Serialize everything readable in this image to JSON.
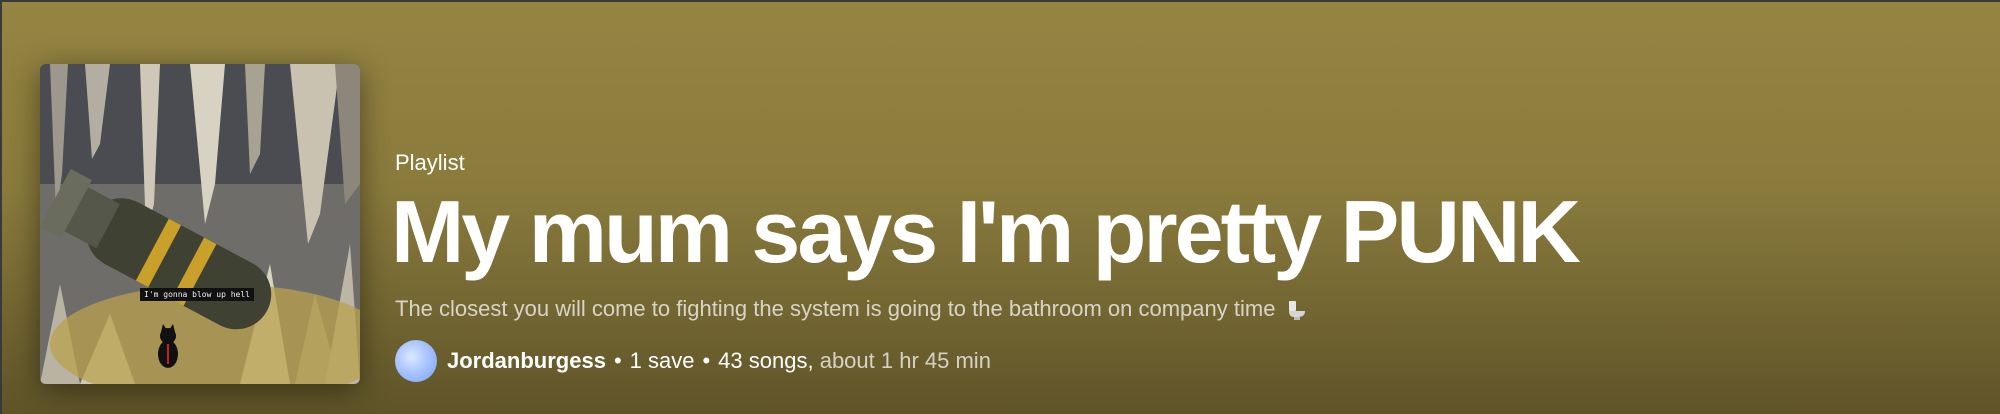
{
  "cover": {
    "caption": "I'm gonna blow up hell"
  },
  "playlist": {
    "type_label": "Playlist",
    "title": "My mum says I'm pretty PUNK",
    "description": "The closest you will come to fighting the system is going to the bathroom on company time",
    "description_icon": "toilet-icon"
  },
  "meta": {
    "owner": "Jordanburgess",
    "separator": "•",
    "saves": "1 save",
    "songs": "43 songs,",
    "duration": "about 1 hr 45 min"
  },
  "colors": {
    "header_top": "#958543",
    "header_bottom": "#5f5428",
    "text": "#ffffff"
  }
}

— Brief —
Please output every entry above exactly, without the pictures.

— Reply to the exercise —
Serialize everything readable in this image to JSON.
{
  "cover": {
    "caption": "I'm gonna blow up hell"
  },
  "playlist": {
    "type_label": "Playlist",
    "title": "My mum says I'm pretty PUNK",
    "description": "The closest you will come to fighting the system is going to the bathroom on company time",
    "description_icon": "toilet-icon"
  },
  "meta": {
    "owner": "Jordanburgess",
    "separator": "•",
    "saves": "1 save",
    "songs": "43 songs,",
    "duration": "about 1 hr 45 min"
  },
  "colors": {
    "header_top": "#958543",
    "header_bottom": "#5f5428",
    "text": "#ffffff"
  }
}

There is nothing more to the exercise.